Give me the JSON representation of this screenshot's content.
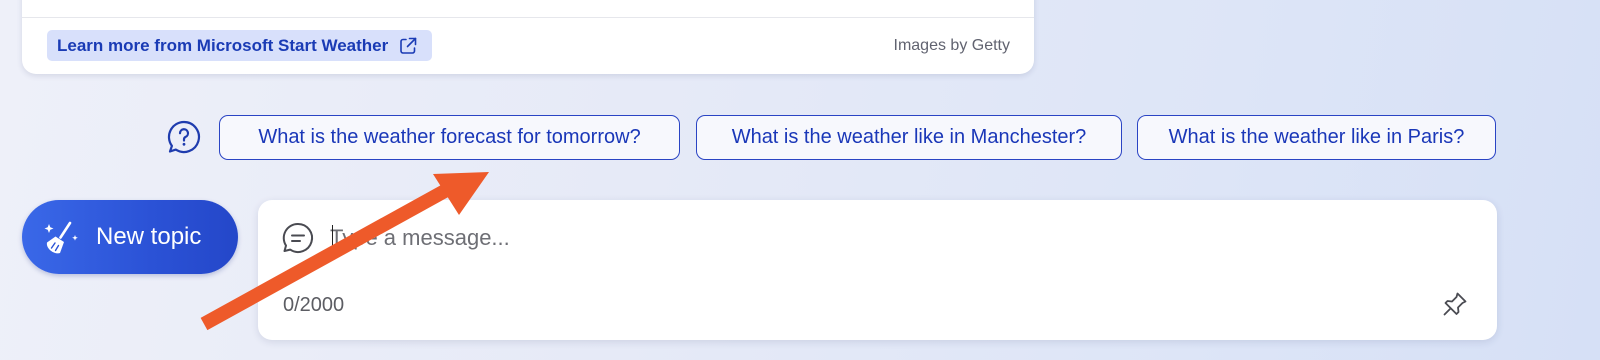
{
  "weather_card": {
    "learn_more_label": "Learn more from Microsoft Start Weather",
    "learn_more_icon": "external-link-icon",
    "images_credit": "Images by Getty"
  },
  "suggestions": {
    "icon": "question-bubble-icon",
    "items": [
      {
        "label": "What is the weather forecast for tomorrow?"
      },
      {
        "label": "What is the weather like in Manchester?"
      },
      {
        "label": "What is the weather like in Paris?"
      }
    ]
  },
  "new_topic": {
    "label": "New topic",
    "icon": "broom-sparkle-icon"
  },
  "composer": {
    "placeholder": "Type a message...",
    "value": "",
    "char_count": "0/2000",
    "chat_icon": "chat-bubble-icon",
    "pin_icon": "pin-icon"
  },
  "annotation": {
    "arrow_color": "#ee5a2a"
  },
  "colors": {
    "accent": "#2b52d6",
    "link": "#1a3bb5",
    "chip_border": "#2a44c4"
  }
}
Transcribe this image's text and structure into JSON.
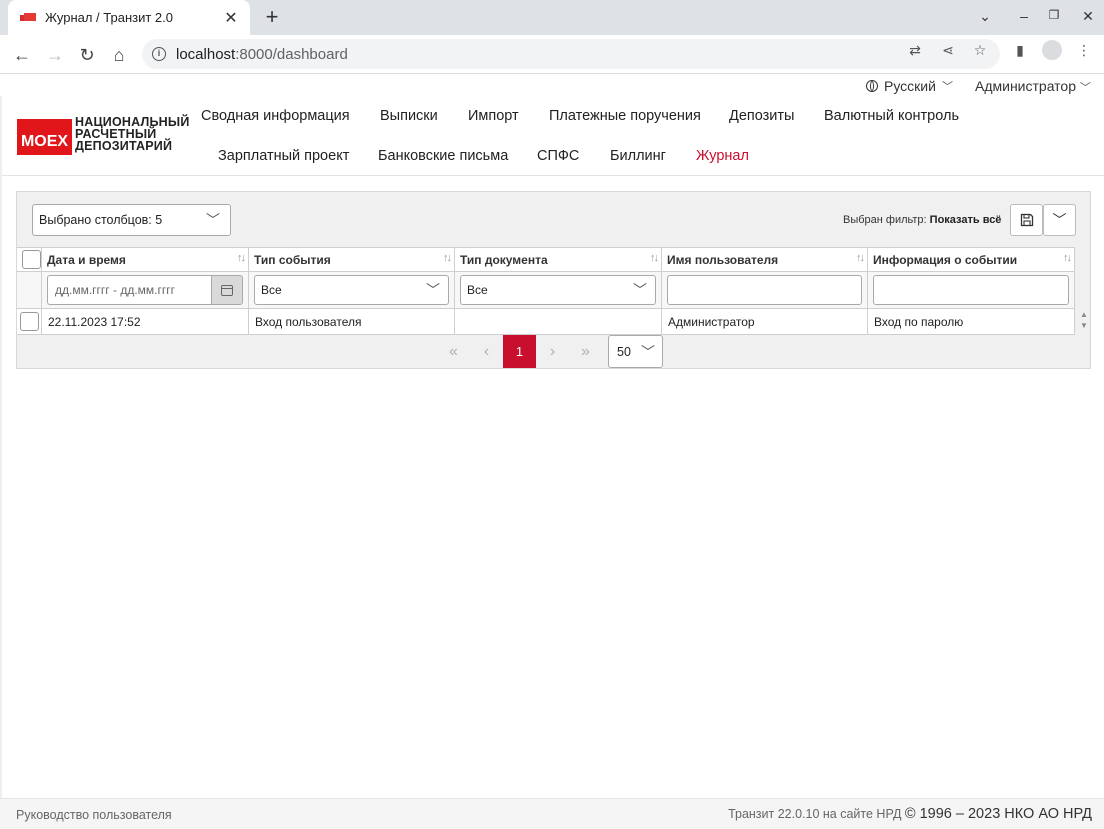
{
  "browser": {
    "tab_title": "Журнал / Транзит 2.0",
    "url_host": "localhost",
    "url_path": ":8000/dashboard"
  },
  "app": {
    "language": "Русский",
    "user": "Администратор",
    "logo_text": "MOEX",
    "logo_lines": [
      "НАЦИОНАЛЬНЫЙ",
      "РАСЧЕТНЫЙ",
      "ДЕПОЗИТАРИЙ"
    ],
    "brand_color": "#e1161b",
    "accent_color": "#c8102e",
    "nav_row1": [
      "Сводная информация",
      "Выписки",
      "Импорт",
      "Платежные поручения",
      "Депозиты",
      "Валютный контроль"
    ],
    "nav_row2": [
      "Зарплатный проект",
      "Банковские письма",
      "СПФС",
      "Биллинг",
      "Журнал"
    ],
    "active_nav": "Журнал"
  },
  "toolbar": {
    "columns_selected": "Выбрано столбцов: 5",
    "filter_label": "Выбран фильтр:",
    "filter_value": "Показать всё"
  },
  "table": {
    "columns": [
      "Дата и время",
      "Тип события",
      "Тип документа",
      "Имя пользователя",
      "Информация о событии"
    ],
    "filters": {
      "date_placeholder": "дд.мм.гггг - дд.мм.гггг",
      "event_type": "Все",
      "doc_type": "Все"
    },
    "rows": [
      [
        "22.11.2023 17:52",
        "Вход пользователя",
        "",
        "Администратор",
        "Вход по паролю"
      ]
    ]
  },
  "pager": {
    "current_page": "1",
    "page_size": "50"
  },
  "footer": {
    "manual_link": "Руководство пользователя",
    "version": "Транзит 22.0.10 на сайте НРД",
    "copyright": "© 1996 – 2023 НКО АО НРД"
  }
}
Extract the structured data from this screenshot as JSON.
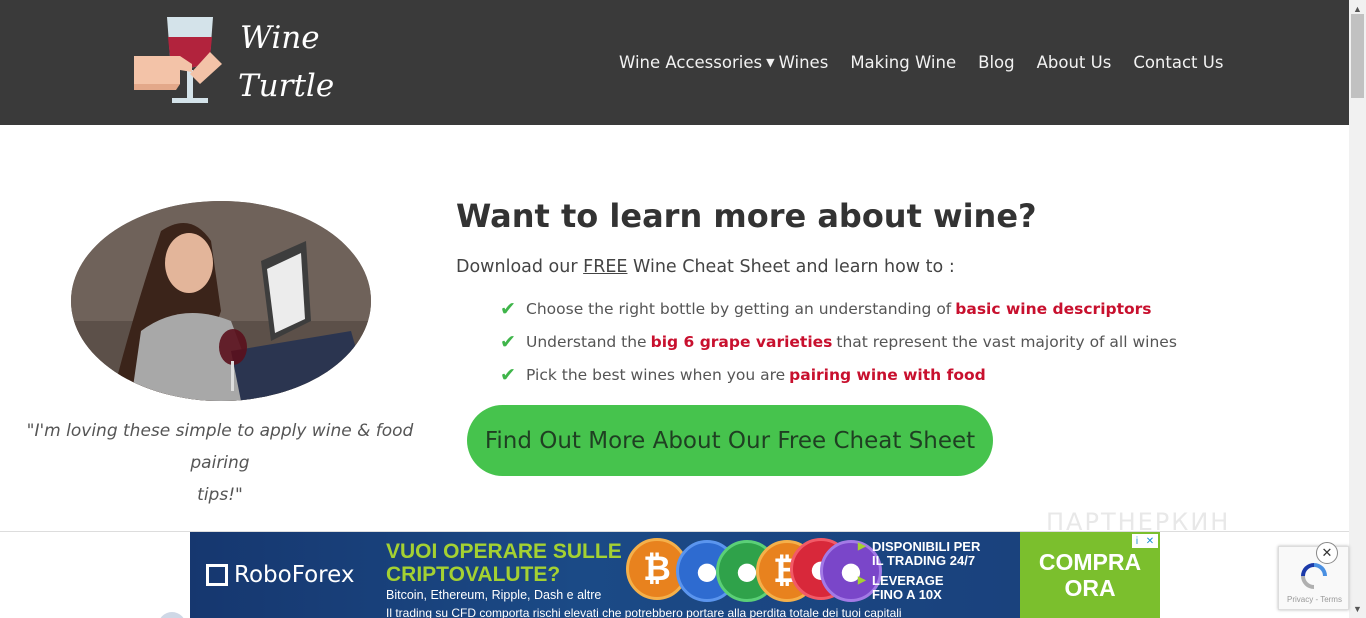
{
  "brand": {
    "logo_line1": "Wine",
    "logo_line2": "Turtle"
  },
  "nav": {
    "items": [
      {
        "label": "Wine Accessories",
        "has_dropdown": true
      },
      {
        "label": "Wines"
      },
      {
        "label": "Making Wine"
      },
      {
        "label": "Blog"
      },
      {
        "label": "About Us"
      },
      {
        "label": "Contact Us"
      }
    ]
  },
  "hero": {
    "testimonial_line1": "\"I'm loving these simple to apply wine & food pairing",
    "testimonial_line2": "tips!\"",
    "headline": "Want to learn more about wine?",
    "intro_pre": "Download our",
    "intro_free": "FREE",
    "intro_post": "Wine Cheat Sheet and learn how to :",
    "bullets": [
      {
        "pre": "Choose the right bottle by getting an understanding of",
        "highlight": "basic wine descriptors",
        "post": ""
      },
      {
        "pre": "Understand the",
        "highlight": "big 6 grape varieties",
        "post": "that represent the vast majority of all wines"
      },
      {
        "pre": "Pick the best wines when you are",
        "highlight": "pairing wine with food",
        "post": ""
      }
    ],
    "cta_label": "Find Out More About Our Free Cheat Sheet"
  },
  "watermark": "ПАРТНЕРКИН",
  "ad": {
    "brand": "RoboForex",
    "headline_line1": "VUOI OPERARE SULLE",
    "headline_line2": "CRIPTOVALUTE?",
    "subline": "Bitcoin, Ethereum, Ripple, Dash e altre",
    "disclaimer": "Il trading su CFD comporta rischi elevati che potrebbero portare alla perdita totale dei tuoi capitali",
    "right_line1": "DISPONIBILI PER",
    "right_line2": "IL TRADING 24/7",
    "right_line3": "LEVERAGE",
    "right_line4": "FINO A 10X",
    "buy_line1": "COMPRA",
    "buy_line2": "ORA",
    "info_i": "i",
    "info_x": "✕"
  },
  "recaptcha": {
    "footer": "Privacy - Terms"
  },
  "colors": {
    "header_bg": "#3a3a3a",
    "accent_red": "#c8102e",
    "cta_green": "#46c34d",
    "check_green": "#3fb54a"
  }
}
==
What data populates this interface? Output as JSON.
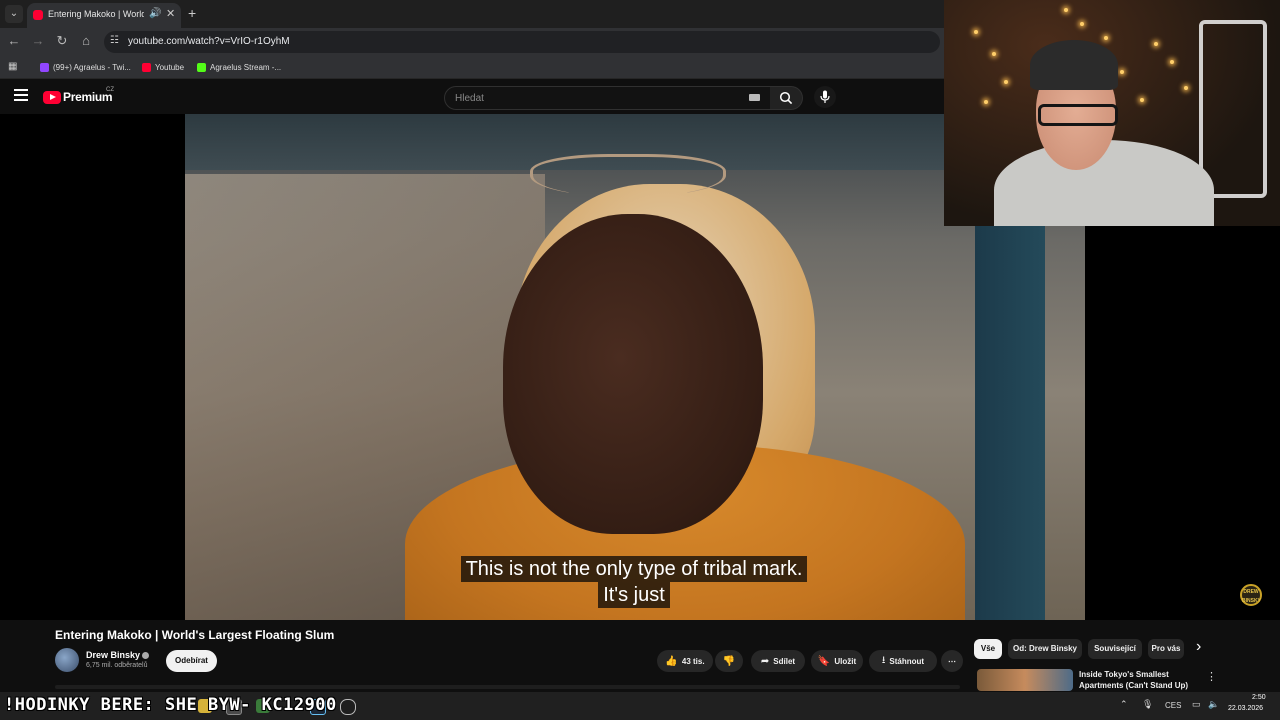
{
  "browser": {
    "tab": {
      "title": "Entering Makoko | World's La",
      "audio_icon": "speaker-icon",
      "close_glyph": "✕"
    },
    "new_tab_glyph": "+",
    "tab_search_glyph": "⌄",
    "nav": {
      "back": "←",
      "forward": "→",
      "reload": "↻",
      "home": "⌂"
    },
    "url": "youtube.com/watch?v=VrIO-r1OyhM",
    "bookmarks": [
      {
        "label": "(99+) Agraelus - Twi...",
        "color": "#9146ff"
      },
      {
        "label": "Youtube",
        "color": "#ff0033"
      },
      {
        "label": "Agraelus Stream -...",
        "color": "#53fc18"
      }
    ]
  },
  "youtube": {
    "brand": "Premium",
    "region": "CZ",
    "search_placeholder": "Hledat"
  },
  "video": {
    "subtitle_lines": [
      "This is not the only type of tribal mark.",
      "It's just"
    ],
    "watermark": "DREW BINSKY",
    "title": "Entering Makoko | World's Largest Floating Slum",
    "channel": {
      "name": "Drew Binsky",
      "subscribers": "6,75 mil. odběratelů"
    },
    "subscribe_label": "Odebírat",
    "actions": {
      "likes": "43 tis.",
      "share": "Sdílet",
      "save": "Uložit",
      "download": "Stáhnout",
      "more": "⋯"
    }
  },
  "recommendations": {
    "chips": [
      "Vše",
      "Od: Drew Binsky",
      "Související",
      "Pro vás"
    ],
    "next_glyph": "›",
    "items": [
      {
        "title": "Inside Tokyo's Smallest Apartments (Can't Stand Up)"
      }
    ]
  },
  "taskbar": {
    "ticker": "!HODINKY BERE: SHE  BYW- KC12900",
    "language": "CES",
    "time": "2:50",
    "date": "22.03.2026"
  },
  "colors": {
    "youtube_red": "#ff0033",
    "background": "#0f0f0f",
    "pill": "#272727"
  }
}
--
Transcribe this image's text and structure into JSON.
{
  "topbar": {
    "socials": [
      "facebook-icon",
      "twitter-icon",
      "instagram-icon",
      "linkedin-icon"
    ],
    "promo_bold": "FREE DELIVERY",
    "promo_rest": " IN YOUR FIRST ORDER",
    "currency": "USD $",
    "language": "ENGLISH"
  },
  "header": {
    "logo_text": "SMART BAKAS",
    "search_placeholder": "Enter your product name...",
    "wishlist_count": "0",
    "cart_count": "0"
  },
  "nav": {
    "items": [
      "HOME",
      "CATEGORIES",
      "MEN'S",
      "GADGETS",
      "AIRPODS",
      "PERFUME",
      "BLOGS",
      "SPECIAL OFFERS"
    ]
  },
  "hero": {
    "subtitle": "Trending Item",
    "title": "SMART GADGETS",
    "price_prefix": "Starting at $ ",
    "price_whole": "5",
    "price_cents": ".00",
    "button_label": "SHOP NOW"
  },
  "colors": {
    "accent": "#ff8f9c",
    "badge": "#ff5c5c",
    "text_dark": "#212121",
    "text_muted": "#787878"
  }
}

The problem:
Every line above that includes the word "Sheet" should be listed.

Your response:
    "intro_post": "Wine Cheat Sheet and learn how to :",
    "cta_label": "Find Out More About Our Free Cheat Sheet"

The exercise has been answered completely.